       When I got back to my room, I didn't go right to sleep though exhaustion had descended upon me nine or ten warbling songs prior and instead I went to where I'd stacked the hotel towels and found the scotch I'd hidden from John Baptist's sight to protect it when the rye was gone and poured a brandy snifter full and let it burn its way down my throat; and my mind wandered to the concert just a month away and the flight plans and the ticket costs and the hotel room in Dallas and the meals and the boys and whether or not Les would make it, and I was pretty certain Bob would play Like a Rolling Stone and probably All Along the Watchtower, but I wondered if he'd play my current favorite and if it would still sound as sweet after the prophet's visit, though fears of that nature didn't consume me, didn't prey upon my mind and were at most very vague traces of wonder when I sat between my youngest son and my dearest friend and waited and then watched and listened. He did play the song, right in the middle of his set, and when he played it, the lyrics were there and the melody was almost recognizable even if he didn't emphasize blue the way he emphasized was, and I thought it fitting that he would play his classics to his worshippers not as they were released but with the bluesy chords and bassist power and bourbon-soaked vocals of the man as he was now, influenced and still originating from the days of protest, pain, and potential but different now and mature, not casting aside his history but refusing to limit it to the sum total of his existence, instead wresting from it all that it offered and casting aside what no longer moved him; and as I thought idly about tying the laces of my shoes, I realized that no other artist would be excused for reimagining his own songs to fit his current state -- not even those who'd transformed themselves again and again into something other than what they were -- and those who were loath to be remembered for their priors usually just refused to play them and angered pilgrims who came to see 1969 or 1976 and got only the new millennium; and as we drove home to drink the remains of the half gallon bottle of well Canadian that I knew stood in the cabinet above the RV stove, I realized that though the song had flitted among my top three favorites for years and I was ordinarily violently opposed to any reconstruction, I liked the new arrangement better.

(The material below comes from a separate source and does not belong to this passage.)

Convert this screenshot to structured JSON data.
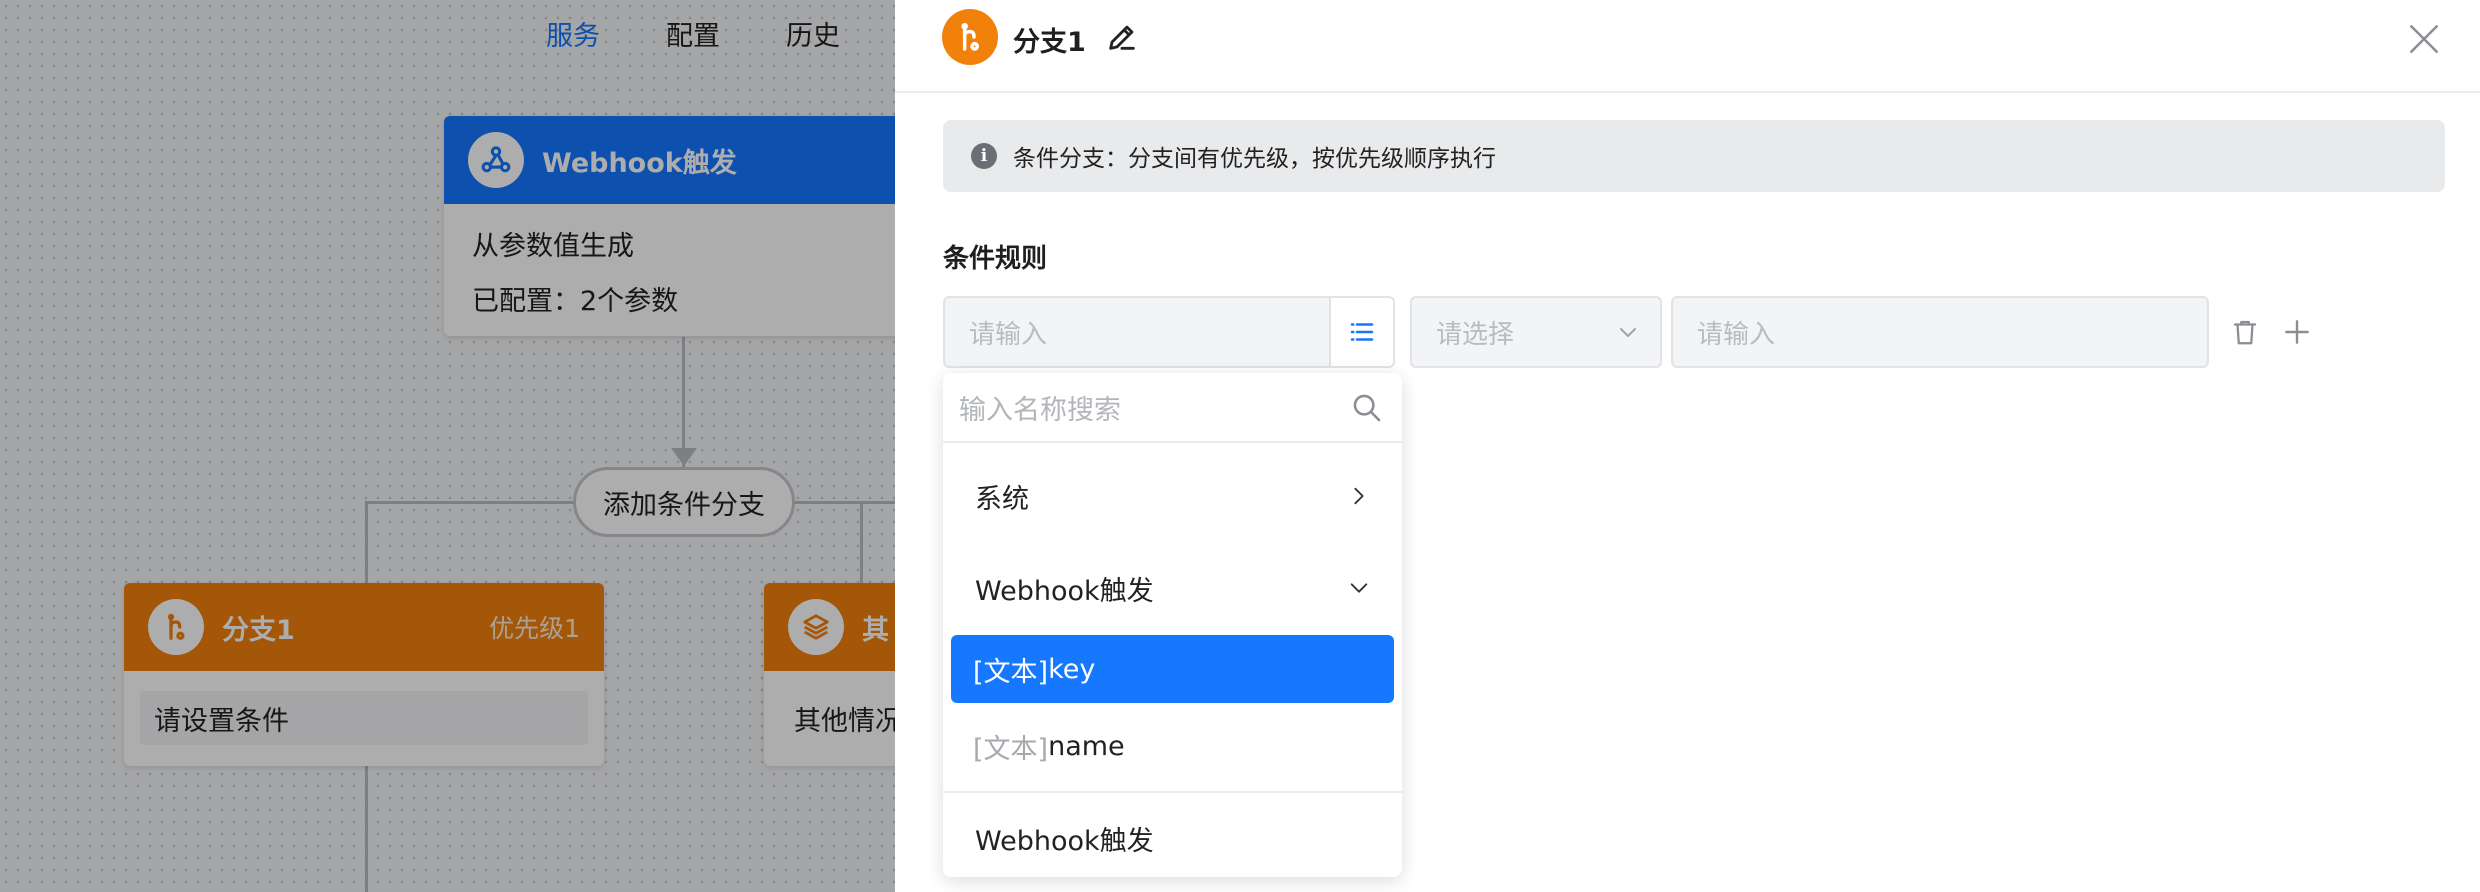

M  C  R

This work is copyrighted by the author, WJ Rosser. All rights reserved.
Tangled Up in Blue